**WORK ORDER:** Please check every line of the listing for "icon" and copy each line where it is found.

#### MATERIAL PROVIDED ####

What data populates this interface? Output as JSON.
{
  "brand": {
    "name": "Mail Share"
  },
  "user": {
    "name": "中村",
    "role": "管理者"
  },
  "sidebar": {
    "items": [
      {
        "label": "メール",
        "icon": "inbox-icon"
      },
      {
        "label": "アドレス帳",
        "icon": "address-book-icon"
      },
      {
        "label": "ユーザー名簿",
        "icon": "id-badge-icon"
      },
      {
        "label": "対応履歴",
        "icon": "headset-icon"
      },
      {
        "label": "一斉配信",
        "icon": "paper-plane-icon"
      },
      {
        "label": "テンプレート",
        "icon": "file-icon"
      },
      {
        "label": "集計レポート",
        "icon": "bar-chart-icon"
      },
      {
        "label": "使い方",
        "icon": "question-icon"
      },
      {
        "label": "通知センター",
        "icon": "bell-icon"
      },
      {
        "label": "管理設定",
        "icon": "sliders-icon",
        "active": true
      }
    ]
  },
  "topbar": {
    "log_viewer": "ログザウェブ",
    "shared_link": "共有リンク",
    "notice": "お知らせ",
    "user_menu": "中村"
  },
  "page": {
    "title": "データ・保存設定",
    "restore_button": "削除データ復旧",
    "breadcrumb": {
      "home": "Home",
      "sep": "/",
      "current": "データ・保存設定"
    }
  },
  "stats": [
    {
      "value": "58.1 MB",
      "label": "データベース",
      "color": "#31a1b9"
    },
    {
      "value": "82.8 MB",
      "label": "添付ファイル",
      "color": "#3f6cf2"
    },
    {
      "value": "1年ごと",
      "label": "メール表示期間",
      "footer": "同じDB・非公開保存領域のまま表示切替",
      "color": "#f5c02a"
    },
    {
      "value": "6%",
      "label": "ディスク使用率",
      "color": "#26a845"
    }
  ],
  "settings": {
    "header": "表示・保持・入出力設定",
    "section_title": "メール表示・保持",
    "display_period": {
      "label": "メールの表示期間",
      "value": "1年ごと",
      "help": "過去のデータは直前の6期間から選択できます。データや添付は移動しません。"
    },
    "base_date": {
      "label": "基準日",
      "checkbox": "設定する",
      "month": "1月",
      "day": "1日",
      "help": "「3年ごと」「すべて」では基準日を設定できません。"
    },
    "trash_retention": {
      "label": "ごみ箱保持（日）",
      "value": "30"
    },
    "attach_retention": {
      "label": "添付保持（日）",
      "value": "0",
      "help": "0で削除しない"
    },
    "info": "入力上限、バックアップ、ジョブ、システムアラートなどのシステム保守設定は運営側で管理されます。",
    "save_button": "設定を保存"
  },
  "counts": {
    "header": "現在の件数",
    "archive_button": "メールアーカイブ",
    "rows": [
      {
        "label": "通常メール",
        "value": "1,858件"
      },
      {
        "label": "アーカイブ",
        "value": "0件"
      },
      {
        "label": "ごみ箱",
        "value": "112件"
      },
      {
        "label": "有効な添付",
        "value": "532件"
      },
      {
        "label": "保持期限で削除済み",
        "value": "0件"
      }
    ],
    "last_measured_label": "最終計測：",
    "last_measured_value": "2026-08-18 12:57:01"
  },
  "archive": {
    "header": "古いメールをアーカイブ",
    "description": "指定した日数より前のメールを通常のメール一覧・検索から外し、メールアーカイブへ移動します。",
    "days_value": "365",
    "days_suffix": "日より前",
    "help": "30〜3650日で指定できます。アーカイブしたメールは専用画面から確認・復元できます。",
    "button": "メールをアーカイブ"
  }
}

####

**SOLUTION:**
        "icon": "inbox-icon"
        "icon": "address-book-icon"
        "icon": "id-badge-icon"
        "icon": "headset-icon"
        "icon": "paper-plane-icon"
        "icon": "file-icon"
        "icon": "bar-chart-icon"
        "icon": "question-icon"
        "icon": "bell-icon"
        "icon": "sliders-icon",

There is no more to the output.